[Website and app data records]

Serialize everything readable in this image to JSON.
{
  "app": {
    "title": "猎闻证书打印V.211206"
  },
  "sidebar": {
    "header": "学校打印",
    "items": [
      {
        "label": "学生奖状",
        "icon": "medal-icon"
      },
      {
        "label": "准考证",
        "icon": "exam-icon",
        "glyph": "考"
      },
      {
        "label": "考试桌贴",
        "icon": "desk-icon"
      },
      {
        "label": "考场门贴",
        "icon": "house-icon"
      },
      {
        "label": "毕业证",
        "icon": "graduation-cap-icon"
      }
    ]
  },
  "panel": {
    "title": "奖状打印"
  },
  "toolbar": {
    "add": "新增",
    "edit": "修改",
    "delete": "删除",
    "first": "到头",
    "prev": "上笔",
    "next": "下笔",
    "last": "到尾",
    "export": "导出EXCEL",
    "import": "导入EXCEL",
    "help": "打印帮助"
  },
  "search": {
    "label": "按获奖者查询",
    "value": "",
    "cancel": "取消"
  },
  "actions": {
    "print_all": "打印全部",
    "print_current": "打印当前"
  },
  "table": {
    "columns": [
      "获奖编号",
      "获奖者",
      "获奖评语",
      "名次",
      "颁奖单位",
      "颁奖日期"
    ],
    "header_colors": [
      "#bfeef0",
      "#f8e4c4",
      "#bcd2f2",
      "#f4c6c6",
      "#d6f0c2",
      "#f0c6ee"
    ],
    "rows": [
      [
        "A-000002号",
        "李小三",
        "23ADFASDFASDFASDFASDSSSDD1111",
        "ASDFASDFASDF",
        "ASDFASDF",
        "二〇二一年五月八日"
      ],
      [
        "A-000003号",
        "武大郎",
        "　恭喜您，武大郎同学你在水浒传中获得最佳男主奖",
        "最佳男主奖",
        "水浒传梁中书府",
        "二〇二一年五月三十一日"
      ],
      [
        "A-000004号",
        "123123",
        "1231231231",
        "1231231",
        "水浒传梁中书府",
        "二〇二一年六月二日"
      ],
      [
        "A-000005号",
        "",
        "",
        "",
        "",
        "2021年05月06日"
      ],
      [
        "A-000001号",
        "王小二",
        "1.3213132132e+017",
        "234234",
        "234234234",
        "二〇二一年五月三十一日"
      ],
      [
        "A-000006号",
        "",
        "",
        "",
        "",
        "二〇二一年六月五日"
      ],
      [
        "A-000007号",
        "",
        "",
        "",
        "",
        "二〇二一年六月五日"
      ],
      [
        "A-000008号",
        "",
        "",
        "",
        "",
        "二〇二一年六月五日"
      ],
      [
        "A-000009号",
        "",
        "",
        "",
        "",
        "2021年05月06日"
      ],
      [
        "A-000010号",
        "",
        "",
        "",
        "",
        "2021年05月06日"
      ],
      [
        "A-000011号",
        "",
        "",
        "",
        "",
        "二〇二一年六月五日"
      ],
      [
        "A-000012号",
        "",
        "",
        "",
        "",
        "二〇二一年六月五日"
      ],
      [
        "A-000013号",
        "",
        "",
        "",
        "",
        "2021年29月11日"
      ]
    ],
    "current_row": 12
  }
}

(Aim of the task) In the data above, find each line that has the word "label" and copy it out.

(Response)
        "label": "学生奖状",
        "label": "准考证",
        "label": "考试桌贴",
        "label": "考场门贴",
        "label": "毕业证",
    "label": "按获奖者查询",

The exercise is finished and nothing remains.